These photographs were taken by Frank and Eunice Corley who drove around suburban streets from Bundaberg to Beenleigh taking snapshots of the fronts of houses, which they would then attempt to sell to the occupant in the form of a calendar or greetings card.
It is estimated that the Corleys took approximately a quarter of a million photographs with around two-thirds of these images sold. The remaining 61,000 were donated to State Library in 1995.
House images are presented by suburb, then in the order they were photographed on the film spool, street by street. While the majority of images are not individually identified by street name and number, the Corley Explorer allows you to input the exact address as well as add personal stories and photographs of the property.
Browsing the photographs for the Brisbane suburb of Everton Hills I recognised the house I grew up in at 49 Olearia Street. Our family lived in this house from 1980 to 1999.
I raided my parents photograph collection and came up with a number of images of the facade, the garden and shots from inside the house, which I uploaded to the Corley Explorer.
One of the major changes visible from the Corley photograph to when I lived in the house was that a portico over the front entrance was added some time prior to 1980. The front and back verandahs were built-in in 1988.

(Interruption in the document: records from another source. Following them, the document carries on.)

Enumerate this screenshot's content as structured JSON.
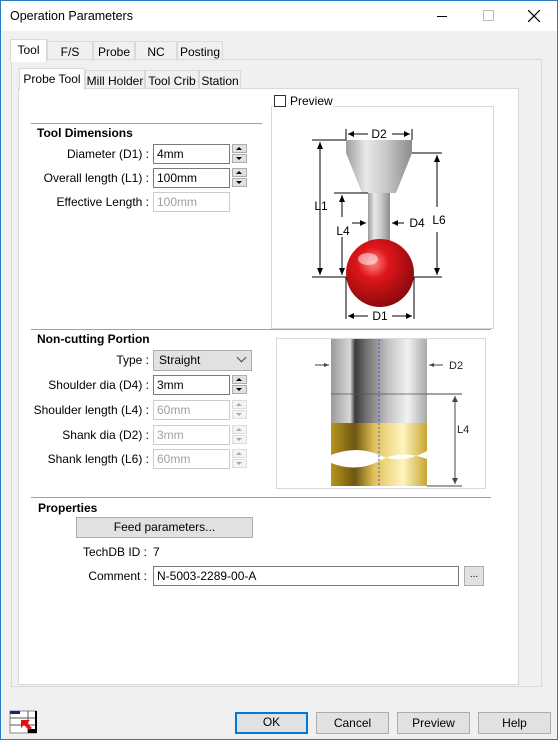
{
  "window": {
    "title": "Operation Parameters",
    "controls": {
      "minimize": "minimize",
      "maximize": "maximize",
      "close": "close"
    }
  },
  "tabs": [
    {
      "label": "Tool",
      "active": true
    },
    {
      "label": "F/S",
      "active": false
    },
    {
      "label": "Probe",
      "active": false
    },
    {
      "label": "NC",
      "active": false
    },
    {
      "label": "Posting",
      "active": false
    }
  ],
  "subtabs": [
    {
      "label": "Probe Tool",
      "active": true
    },
    {
      "label": "Mill Holder",
      "active": false
    },
    {
      "label": "Tool Crib",
      "active": false
    },
    {
      "label": "Station",
      "active": false
    }
  ],
  "preview_checkbox": {
    "label": "Preview",
    "checked": false
  },
  "tool_dimensions": {
    "title": "Tool Dimensions",
    "diameter": {
      "label": "Diameter (D1) :",
      "value": "4mm"
    },
    "overall_length": {
      "label": "Overall length (L1) :",
      "value": "100mm"
    },
    "effective_length": {
      "label": "Effective Length :",
      "value": "100mm"
    }
  },
  "probe_diagram": {
    "labels": {
      "d2": "D2",
      "l1": "L1",
      "l4": "L4",
      "d4": "D4",
      "l6": "L6",
      "d1": "D1"
    },
    "colors": {
      "ball": "#e0161b",
      "shank": "#c8c8c8"
    }
  },
  "non_cutting": {
    "title": "Non-cutting Portion",
    "type": {
      "label": "Type :",
      "value": "Straight"
    },
    "shoulder_dia": {
      "label": "Shoulder dia (D4) :",
      "value": "3mm"
    },
    "shoulder_length": {
      "label": "Shoulder length (L4) :",
      "value": "60mm"
    },
    "shank_dia": {
      "label": "Shank dia (D2) :",
      "value": "3mm"
    },
    "shank_length": {
      "label": "Shank length (L6) :",
      "value": "60mm"
    }
  },
  "shank_diagram": {
    "labels": {
      "d2": "D2",
      "l4": "L4"
    },
    "colors": {
      "steel": "#b9b9b9",
      "brass": "#d4b032"
    }
  },
  "properties": {
    "title": "Properties",
    "feed_button": "Feed parameters...",
    "techdb_label": "TechDB ID :",
    "techdb_value": "7",
    "comment_label": "Comment :",
    "comment_value": "N-5003-2289-00-A",
    "browse_button": "..."
  },
  "footer": {
    "ok": "OK",
    "cancel": "Cancel",
    "preview": "Preview",
    "help": "Help"
  }
}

The property backed on to Kedron Brook and had a multi-level backyard.
Can you identify your house on the Corley Explorer? Help us by adding your story to the image.
This short video looks at how this valuable collection of photographs was rescued and preserved by State Library staff.
Don’t forget to visit our free exhibition, Home: a suburban obsession, which runs until 14 July 2019.
Myles Sinnamon – Engagement Officer, State Library of Queensland